Sure. Hell I think it would have been OK if he had continued to use drugs and ODed. I am a firm believer in the freedom to make your own choices.

I just think using his lifestory to help others is the civilized thing to do for a man in his position.

doofus said...

You will notice that RDJ looks to the side before walking out. That is him checking with his publicity person that this little dweeb has broken the rules of the junket, ie, he has two minutes to talk about Avengers, not RDJ. I am impressed the way he stays on-message and overcomes his pretty clear anger at the ambush journalism to keep it classy. What a guy!

robinintn said...

Over at Moe Lane there's a headline: As God is My Witness, I Thought Robert Downey said 'Dinosaur.'

Bill said...

I tend not to trust people with hyphenated names. They're usually either snotty toffs or snotty leftists.

William said...

Bonus points to Downey for ending the interview in a way consistent with his Ironman persona--just the right mixture of arrogance and humor. So it works out ok for publicizing the movie.

William said...

He would have made an interesting choice to play Stephen Hawking in that biopic.

Paul Snively said...

Because.

CatherineM said...

Gahrie- he has spoken about his past. A lot. That was 20 years ago. Move on. Also, that wasn't the interviewers interest. The interviewer wasn't interested in helping people. He was interested in "gotcha!" You're not a liberal! Explain yourself infidel!

The only thing RDJ could have done better was run out the clock. "I am sorry...what interview...NYT? Hmmmm. I don't recall. What year?....hmmmm not ringing a... Oh sorry. Must go. Lovely to meet you!

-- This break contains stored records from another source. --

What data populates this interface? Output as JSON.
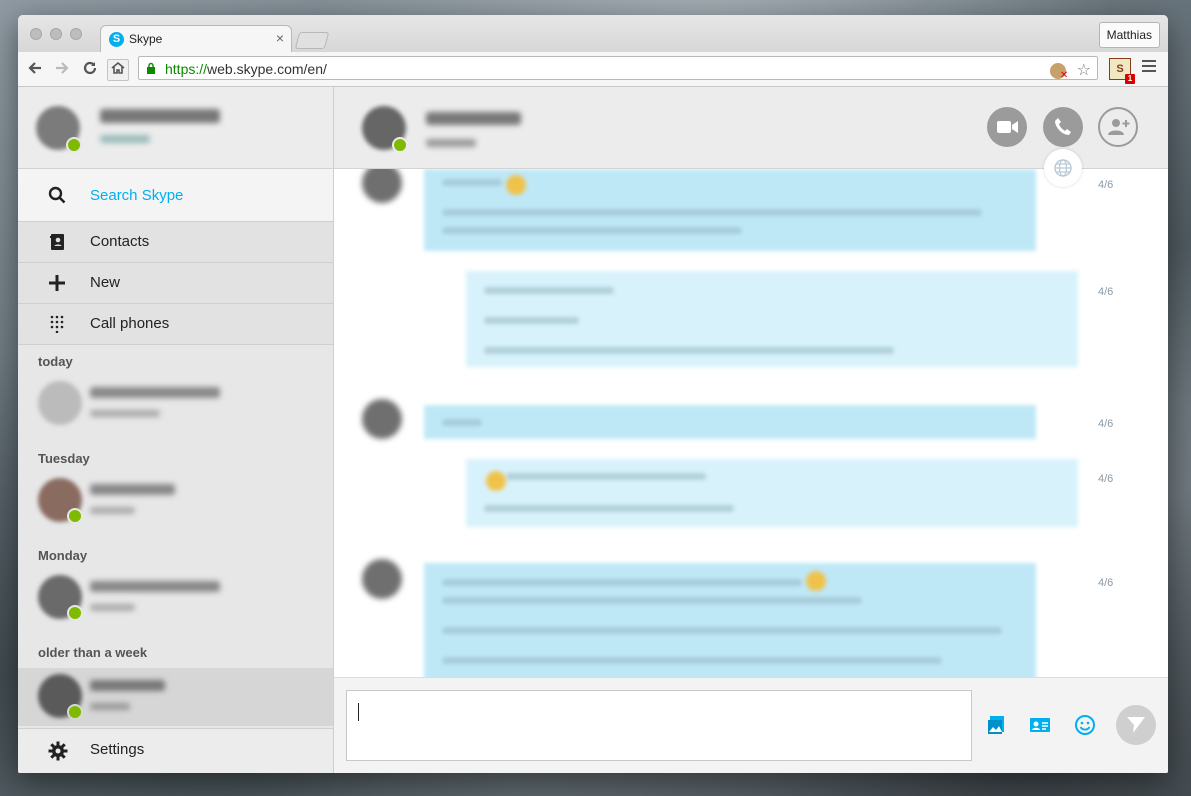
{
  "browser": {
    "tab_title": "Skype",
    "tab_favicon_letter": "S",
    "profile_name": "Matthias",
    "url_scheme": "https://",
    "url_rest": "web.skype.com/en/",
    "extension_badge": "1"
  },
  "sidebar": {
    "search_label": "Search Skype",
    "items": [
      {
        "label": "Contacts",
        "icon": "contacts-book-icon"
      },
      {
        "label": "New",
        "icon": "plus-icon"
      },
      {
        "label": "Call phones",
        "icon": "dialpad-icon"
      }
    ],
    "groups": {
      "today": "today",
      "tuesday": "Tuesday",
      "monday": "Monday",
      "older": "older than a week"
    },
    "settings_label": "Settings"
  },
  "chat": {
    "timestamps": [
      "4/6",
      "4/6",
      "4/6",
      "4/6",
      "4/6"
    ]
  },
  "colors": {
    "accent": "#00aff0",
    "presence_online": "#7fba00",
    "bubble_incoming": "#bfe8f7",
    "bubble_outgoing": "#d8f2fb"
  }
}
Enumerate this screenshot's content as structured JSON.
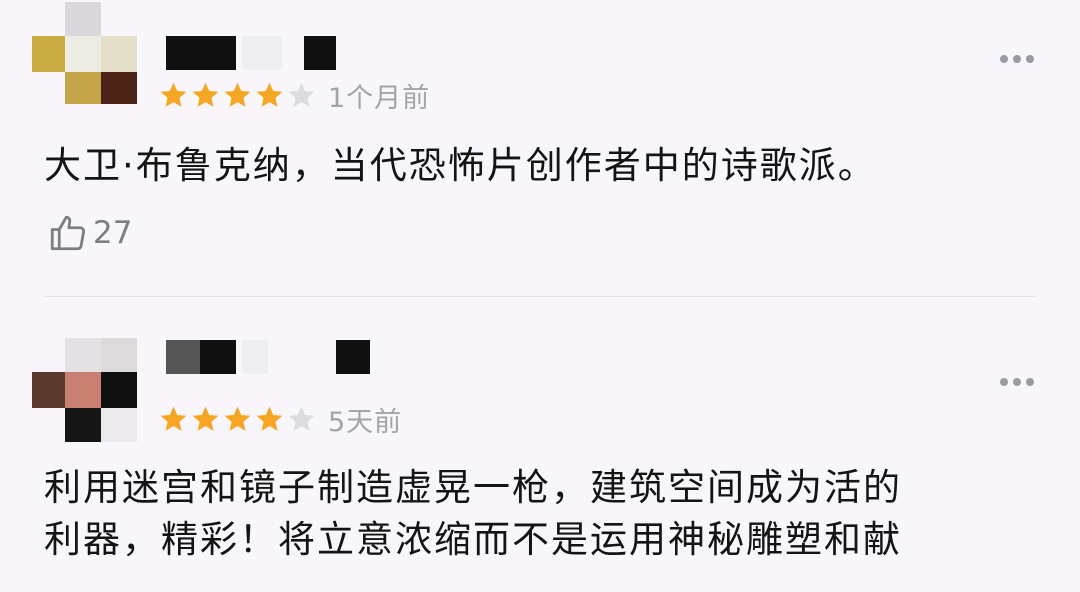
{
  "reviews": [
    {
      "stars_filled": 4,
      "stars_total": 5,
      "time": "1个月前",
      "content": "大卫·布鲁克纳，当代恐怖片创作者中的诗歌派。",
      "likes": "27"
    },
    {
      "stars_filled": 4,
      "stars_total": 5,
      "time": "5天前",
      "content_lines": [
        "利用迷宫和镜子制造虚晃一枪，建筑空间成为活的",
        "利器，精彩！将立意浓缩而不是运用神秘雕塑和献"
      ]
    }
  ],
  "icons": {
    "star_filled": "star-icon",
    "star_empty": "star-empty-icon",
    "more": "more-dots-icon",
    "like": "thumbs-up-icon"
  },
  "colors": {
    "background": "#f8f6fb",
    "star_filled": "#f6a623",
    "star_empty": "#dcdbe0",
    "text": "#141414",
    "muted": "#a4a2aa"
  }
}
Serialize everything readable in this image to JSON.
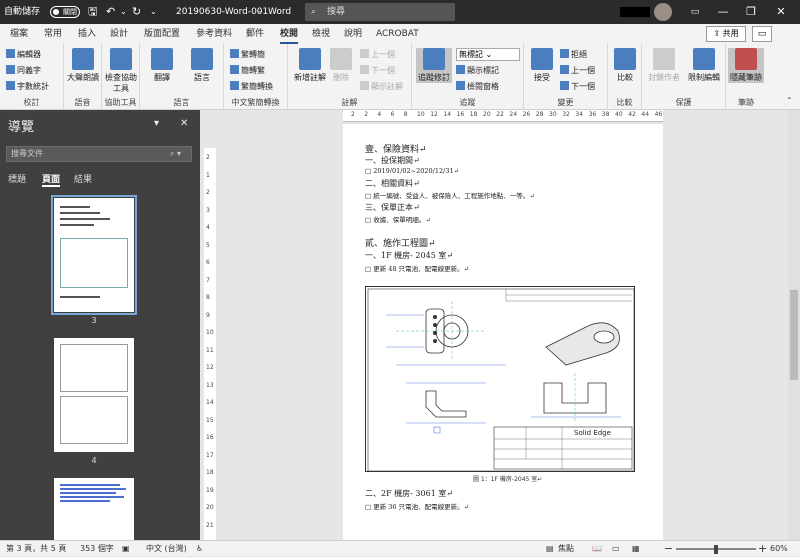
{
  "titlebar": {
    "autosave_label": "自動儲存",
    "autosave_state": "關閉",
    "doc_title": "20190630-Word-001",
    "app_name": "Word",
    "search_placeholder": "搜尋",
    "win_min": "—",
    "win_restore": "❐",
    "win_close": "✕"
  },
  "tabs": [
    "檔案",
    "常用",
    "插入",
    "設計",
    "版面配置",
    "參考資料",
    "郵件",
    "校閱",
    "檢視",
    "說明",
    "ACROBAT"
  ],
  "active_tab": "校閱",
  "share_label": "共用",
  "ribbon": {
    "proofing": {
      "label": "校訂",
      "items": [
        "編輯器",
        "同義字",
        "字數統計"
      ]
    },
    "speech": {
      "label": "語音",
      "read_aloud": "大聲朗讀"
    },
    "accessibility": {
      "label": "協助工具",
      "check": "檢查協助工具"
    },
    "language": {
      "label": "語言",
      "translate": "翻譯",
      "language": "語言"
    },
    "chinese_conversion": {
      "label": "中文繁簡轉換",
      "items": [
        "繁轉簡",
        "簡轉繁",
        "繁簡轉換"
      ]
    },
    "comments": {
      "label": "註解",
      "new_comment": "新增註解",
      "delete": "刪除",
      "previous": "上一個",
      "next": "下一個",
      "show_comments": "顯示註解"
    },
    "tracking": {
      "label": "追蹤",
      "track_changes": "追蹤修訂",
      "markup_select": "無標記",
      "show_markup": "顯示標記",
      "reviewing_pane": "檢閱窗格"
    },
    "changes": {
      "label": "變更",
      "accept": "接受",
      "reject": "拒絕",
      "previous": "上一個",
      "next": "下一個"
    },
    "compare": {
      "label": "比較",
      "compare": "比較"
    },
    "protect": {
      "label": "保護",
      "block_authors": "封鎖作者",
      "restrict_editing": "限制編輯"
    },
    "ink": {
      "label": "筆跡",
      "hide_ink": "隱藏筆跡"
    }
  },
  "nav": {
    "title": "導覽",
    "search_placeholder": "搜尋文件",
    "tabs": [
      "標題",
      "頁面",
      "結果"
    ],
    "active_tab": "頁面",
    "pages": [
      {
        "label": "3"
      },
      {
        "label": "4"
      }
    ]
  },
  "ruler": {
    "top": [
      "2",
      "2",
      "4",
      "6",
      "8",
      "10",
      "12",
      "14",
      "16",
      "18",
      "20",
      "22",
      "24",
      "26",
      "28",
      "30",
      "32",
      "34",
      "36",
      "38",
      "40",
      "42",
      "44",
      "46"
    ],
    "left": [
      "2",
      "1",
      "2",
      "3",
      "4",
      "5",
      "6",
      "7",
      "8",
      "9",
      "10",
      "11",
      "12",
      "13",
      "14",
      "15",
      "16",
      "17",
      "18",
      "19",
      "20",
      "21"
    ]
  },
  "document": {
    "sec1": "壹、保險資料↵",
    "sec1_item1": "一、投保期間↵",
    "sec1_item1_val": "□ 2019/01/02~2020/12/31↵",
    "sec1_item2": "二、相關資料↵",
    "sec1_item2_val": "□ 統一編號、受益人、被保險人、工程施作地點、一等。↵",
    "sec1_item3": "三、保單正本↵",
    "sec1_item3_val": "□ 收據、保單明細。↵",
    "sec2": "貳、施作工程圖↵",
    "sec2_item1": "一、1F 機房- 2045 室↵",
    "sec2_item1_val": "□ 更新 48 只電池、配電線更新。↵",
    "drawing_brand": "Solid Edge",
    "caption": "圖 1：1F 機房-2045 室↵",
    "sec2_item2": "二、2F 機房- 3061 室↵",
    "sec2_item2_val": "□ 更新 36 只電池、配電線更新。↵"
  },
  "status": {
    "page": "第 3 頁，共 5 頁",
    "words": "353 個字",
    "language": "中文 (台灣)",
    "focus": "焦點",
    "zoom": "60%",
    "minus": "−",
    "plus": "+"
  },
  "colors": {
    "titlebar": "#2b2b2b",
    "nav": "#404040",
    "accent": "#2b579a"
  }
}
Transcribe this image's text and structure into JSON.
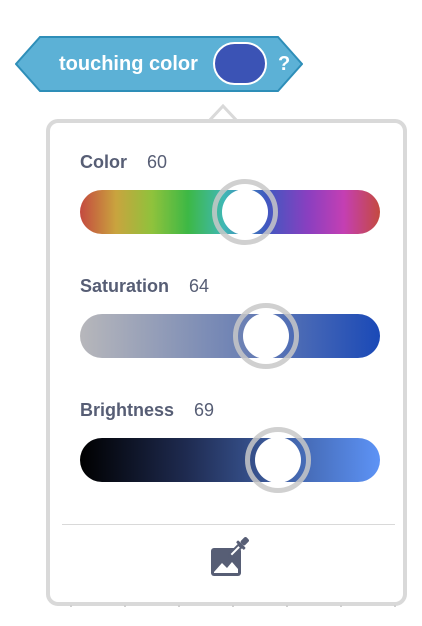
{
  "block": {
    "label": "touching color",
    "question": "?",
    "block_color": "#5cb1d6",
    "block_border": "#2e8eb8",
    "swatch_color": "#3b53b5"
  },
  "color_picker": {
    "sliders": [
      {
        "name": "Color",
        "value": "60",
        "fraction": 0.55,
        "gradient": "linear-gradient(to right, #c44a3f 0%, #c9a43e 12%, #8fc23c 24%, #3db845 36%, #3fb8b5 48%, #3f58c0 62%, #8a3fc0 76%, #c43fb3 88%, #c44a3f 100%)"
      },
      {
        "name": "Saturation",
        "value": "64",
        "fraction": 0.62,
        "gradient": "linear-gradient(to right, #b7b7bb 0%, #6b80b4 55%, #1a49b7 100%)"
      },
      {
        "name": "Brightness",
        "value": "69",
        "fraction": 0.66,
        "gradient": "linear-gradient(to right, #000000 0%, #1e2a4f 35%, #3a5796 62%, #5d93f6 100%)"
      }
    ],
    "eyedropper_icon": "eyedropper-icon"
  }
}
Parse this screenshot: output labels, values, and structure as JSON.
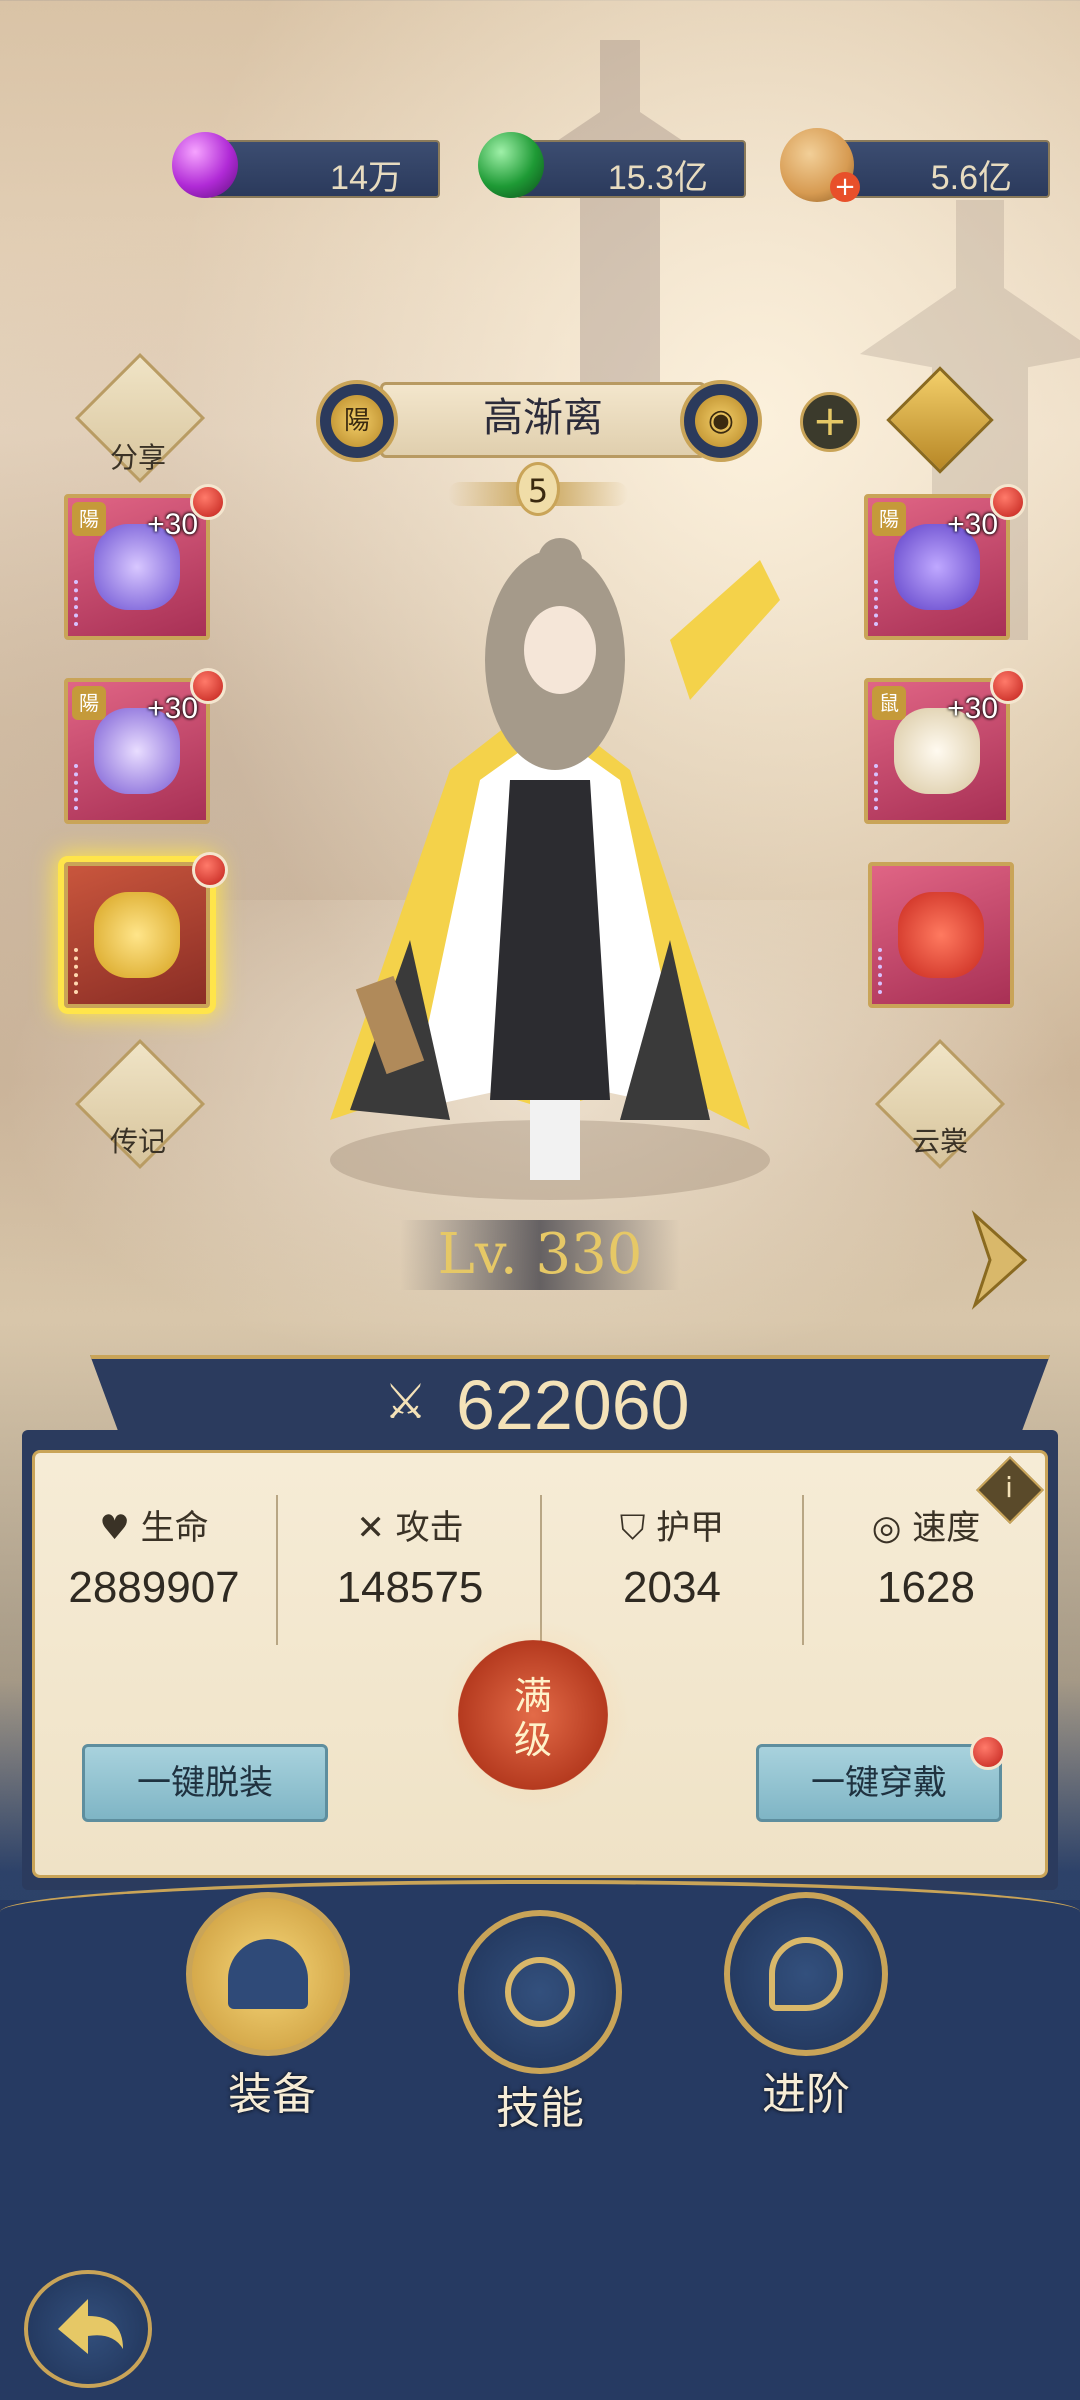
{
  "currencies": [
    {
      "name": "purple-gem",
      "value": "14万",
      "color": "#b02ad6"
    },
    {
      "name": "green-jade",
      "value": "15.3亿",
      "color": "#1e9a35"
    },
    {
      "name": "copper-coin",
      "value": "5.6亿",
      "color": "#d79b52"
    }
  ],
  "hero": {
    "name": "高渐离",
    "left_badge": "陽",
    "star_rank": "5",
    "level": "Lv. 330",
    "power": "622060"
  },
  "side_menu": {
    "share": "分享",
    "biography": "传记",
    "skins": "云裳"
  },
  "equipment": {
    "left": [
      {
        "tag": "陽",
        "plus": "+30",
        "color": "#6a4fd1"
      },
      {
        "tag": "陽",
        "plus": "+30",
        "color": "#7a5cd4"
      },
      {
        "tag": "",
        "plus": "",
        "color": "#d6a21e"
      }
    ],
    "right": [
      {
        "tag": "陽",
        "plus": "+30",
        "color": "#5d3fc6"
      },
      {
        "tag": "鼠",
        "plus": "+30",
        "color": "#d8c7a0"
      },
      {
        "tag": "",
        "plus": "",
        "color": "#c8281e"
      }
    ]
  },
  "stats": [
    {
      "label": "生命",
      "icon": "heart-icon",
      "value": "2889907"
    },
    {
      "label": "攻击",
      "icon": "crossed-swords-icon",
      "value": "148575"
    },
    {
      "label": "护甲",
      "icon": "shield-icon",
      "value": "2034"
    },
    {
      "label": "速度",
      "icon": "swirl-icon",
      "value": "1628"
    }
  ],
  "actions": {
    "unequip_all": "一键脱装",
    "equip_all": "一键穿戴",
    "max_level": "满级"
  },
  "tabs": [
    {
      "label": "装备",
      "selected": true
    },
    {
      "label": "技能",
      "selected": false
    },
    {
      "label": "进阶",
      "selected": false
    }
  ]
}
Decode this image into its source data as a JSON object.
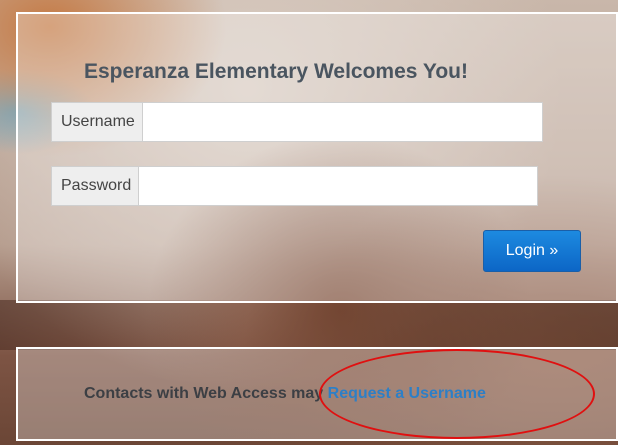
{
  "login": {
    "title": "Esperanza Elementary Welcomes You!",
    "username_label": "Username",
    "username_value": "",
    "password_label": "Password",
    "password_value": "",
    "login_button": "Login »"
  },
  "contacts": {
    "text": "Contacts with Web Access may ",
    "link": "Request a Username"
  },
  "colors": {
    "button": "#0c66c6",
    "link": "#2d7fc6",
    "annotation": "#e01010"
  }
}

T J Sawyer said...

I've heard the name Robert Downey Jr. but couldn't place him. So, I read his Wikipedia entry. Still couldn't figure out who he was so skipped the video.

I hope he is not someone that is really important.

Who Am Us Anyway? said...

That wasn't arrogance; that was self respect in action. I respect guys who have self respect. Well played, Robert Downey, Jr.

Rhythm and Balls said...

You guys are funny the way you fawn over this as if it was a groundbreaking event. Anyone can refuse a question at any time. And always could.

Rusty said...

Rhythm and Balls said...
You guys are funny the way you fawn over this as if it was a groundbreaking event. Anyone can refuse a question at any time. And always could.


Said the lame ass joker who isn't Ironman.

tds said...

it's a bit like intentionally offering a cigarette to someone who quit smoking, or a vodka shot to an AA member

I Callahan said...

I've heard the name Robert Downey Jr. but couldn't place him. So, I read his Wikipedia entry. Still couldn't figure out who he was so skipped the video. I hope he is not someone that is really important.

Either you're over 95 years old, under 8 years old, living the Ted Kaczynski life or just showing us rubes how much better you are by not watching TV or movies.

Pet peeve - statements like the above are just as ridiculous as those made by some of these celebrities themselves.

zefal said...

Julie C said...

"Yeah, his parting shot was: you aren't a journalist with Diane Sawyer's reputation or prestige. You ain't no Barbara Walters. I don't have to play nice with you when I'm here to do my contractually obligated publicity for this very expensive movie."

I'd say he was just stating that was the type of questions Sawyer would ask.

EMD said...

I just think using his lifestory to help others is the civilized thing to do for a man in his position.

He's done this repeatedly at appropriate times. Just not every interview needs the "tell us about your junkie days" line of questioning.